What Constitutes a Motor Vehicle Under 2C:29-2b?
The term “motor vehicle” is defined under N.J.S.A. 39:1-1 as all vehicles propelled by anything other than muscular power. Items such as cars, trucks, and motorcycles obviously fall within this definition and so would quads, golf carts, and snowmobiles.
When Does Someone Flee or Elude in Violation of this Law?
Eluding can only occur if a motorist knowingly flees the police after receiving a signal to stop. This occurs, in accordance with State v. Mendez, 345 N.J.Super. 498, 507 (App.Div. 2001) and other New Jersey reported cases, when the facts and circumstances presented to a driver indicate that there is a high probability that a police officer is attempting to make a motor vehicle stop. This is why there is a requirement that there be a signal to stop by a police officer in order to convict someone for eluding; a motorist cannot knowingly avoid a stop if there hasn’t even been a signal placing him/her on notice that a stop is being attempted.

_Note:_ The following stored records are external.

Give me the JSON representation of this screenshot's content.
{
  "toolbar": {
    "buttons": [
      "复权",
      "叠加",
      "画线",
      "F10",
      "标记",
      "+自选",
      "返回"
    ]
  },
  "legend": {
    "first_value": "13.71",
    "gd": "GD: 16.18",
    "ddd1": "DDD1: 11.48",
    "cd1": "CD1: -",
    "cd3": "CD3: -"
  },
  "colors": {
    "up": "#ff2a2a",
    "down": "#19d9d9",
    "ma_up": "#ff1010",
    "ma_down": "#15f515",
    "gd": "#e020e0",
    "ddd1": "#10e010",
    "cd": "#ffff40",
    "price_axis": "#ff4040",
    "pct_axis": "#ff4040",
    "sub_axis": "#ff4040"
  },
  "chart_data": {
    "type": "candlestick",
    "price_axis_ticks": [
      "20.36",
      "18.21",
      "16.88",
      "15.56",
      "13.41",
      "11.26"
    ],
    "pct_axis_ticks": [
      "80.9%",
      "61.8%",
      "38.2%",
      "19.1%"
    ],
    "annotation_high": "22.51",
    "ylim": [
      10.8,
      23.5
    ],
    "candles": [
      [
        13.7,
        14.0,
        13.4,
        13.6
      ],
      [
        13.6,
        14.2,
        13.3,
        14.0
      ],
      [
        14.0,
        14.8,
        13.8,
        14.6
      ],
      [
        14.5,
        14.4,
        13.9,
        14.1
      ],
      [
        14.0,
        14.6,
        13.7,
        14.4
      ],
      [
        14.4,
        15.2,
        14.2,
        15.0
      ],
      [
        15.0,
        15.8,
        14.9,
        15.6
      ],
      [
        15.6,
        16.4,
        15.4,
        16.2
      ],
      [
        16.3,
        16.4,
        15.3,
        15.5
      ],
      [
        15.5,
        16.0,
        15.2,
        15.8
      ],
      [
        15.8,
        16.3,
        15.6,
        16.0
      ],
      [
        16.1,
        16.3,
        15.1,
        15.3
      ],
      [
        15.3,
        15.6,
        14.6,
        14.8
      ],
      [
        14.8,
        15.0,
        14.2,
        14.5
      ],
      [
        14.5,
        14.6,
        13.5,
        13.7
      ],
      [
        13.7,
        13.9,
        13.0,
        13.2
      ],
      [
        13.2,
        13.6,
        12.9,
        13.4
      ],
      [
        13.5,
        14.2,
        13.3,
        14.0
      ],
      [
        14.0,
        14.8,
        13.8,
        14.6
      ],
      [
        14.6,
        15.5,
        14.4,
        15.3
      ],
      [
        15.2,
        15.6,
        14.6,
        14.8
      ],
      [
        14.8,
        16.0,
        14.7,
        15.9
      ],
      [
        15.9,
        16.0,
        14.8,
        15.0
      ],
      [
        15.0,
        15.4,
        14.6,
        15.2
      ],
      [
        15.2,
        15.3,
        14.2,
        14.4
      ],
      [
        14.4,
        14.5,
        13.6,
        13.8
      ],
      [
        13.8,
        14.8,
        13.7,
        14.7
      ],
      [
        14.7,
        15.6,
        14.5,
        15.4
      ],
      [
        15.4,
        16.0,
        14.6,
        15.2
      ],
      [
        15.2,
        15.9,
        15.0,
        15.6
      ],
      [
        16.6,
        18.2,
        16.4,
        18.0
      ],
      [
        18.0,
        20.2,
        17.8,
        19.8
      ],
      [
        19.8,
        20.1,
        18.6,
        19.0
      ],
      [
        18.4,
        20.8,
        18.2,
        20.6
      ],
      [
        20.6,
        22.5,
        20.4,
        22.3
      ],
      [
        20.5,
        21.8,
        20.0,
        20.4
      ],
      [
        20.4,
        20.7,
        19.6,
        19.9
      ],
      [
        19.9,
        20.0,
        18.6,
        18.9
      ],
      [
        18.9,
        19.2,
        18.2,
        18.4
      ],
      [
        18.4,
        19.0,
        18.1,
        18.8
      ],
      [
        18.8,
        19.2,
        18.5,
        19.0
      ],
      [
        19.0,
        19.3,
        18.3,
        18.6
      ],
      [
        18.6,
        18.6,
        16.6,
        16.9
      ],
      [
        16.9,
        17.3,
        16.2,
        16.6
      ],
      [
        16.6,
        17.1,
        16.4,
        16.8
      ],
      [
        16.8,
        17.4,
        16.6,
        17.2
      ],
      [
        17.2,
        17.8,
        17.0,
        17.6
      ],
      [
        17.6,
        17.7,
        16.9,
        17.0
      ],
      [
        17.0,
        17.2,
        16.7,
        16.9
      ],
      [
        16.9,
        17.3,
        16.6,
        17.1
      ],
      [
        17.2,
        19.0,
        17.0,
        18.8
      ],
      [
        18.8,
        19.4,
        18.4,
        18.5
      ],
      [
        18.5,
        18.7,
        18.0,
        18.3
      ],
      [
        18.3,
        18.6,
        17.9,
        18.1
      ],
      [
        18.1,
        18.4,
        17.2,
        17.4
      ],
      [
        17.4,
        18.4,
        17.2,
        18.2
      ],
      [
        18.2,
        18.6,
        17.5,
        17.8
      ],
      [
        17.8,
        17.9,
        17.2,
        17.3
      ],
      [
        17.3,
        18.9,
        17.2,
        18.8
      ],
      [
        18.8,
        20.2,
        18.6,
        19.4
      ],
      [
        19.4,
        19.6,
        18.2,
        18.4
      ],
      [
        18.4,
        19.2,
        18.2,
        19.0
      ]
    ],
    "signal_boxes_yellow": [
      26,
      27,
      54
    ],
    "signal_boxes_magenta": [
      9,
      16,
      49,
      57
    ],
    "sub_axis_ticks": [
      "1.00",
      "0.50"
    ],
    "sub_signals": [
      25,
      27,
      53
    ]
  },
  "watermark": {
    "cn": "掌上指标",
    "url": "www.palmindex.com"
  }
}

When Does Operation Create Risk of Injury or Death To Another Person?
Eluding the police escalates to a second-degree crime if a motorist creates a risk of injury or death to any other person. It is important to keep in mind that the New Jersey Supreme Court held in State v. Wallace, 158 N.J. 552, 560, (1999) that the risk contemplated in the second degree eluding law includes not only police officers and occupants of the defendant’s vehicle, but also any people potentially exposed to injury or death along the chase route. The risk exists, in accordance with State v. Bunch, 180 N.J. 534 (2004) and a long line of cases thereafter, if the conduct created the possibility of injury to at least one person.
Will I Secure Pretrial Release If I Have Been Charged With Eluding?
As you may already know, the state no longer utilizes monetary bail as the primary tool to ensure that someone will appear in court. An individual must secure release at either a first appearance or as the result of the successful defense to a motion to detain. Our attorneys are almost always successful in obtaining pretrial release at either of these proceedings.
What Happens If There Is An Accident During the Course of Eluding?
N.J.S.A. 2C:12-1(b)(6) makes it a second-degree crime for aggravated assault to cause bodily injury to another person “while fleeing or attempting to elude”. What this means is that you will face two charges, one for aggravated assault and another for eluding, that carry 5-10 years in prison if you cause even momentary pain to another as the result of an accident while eluding.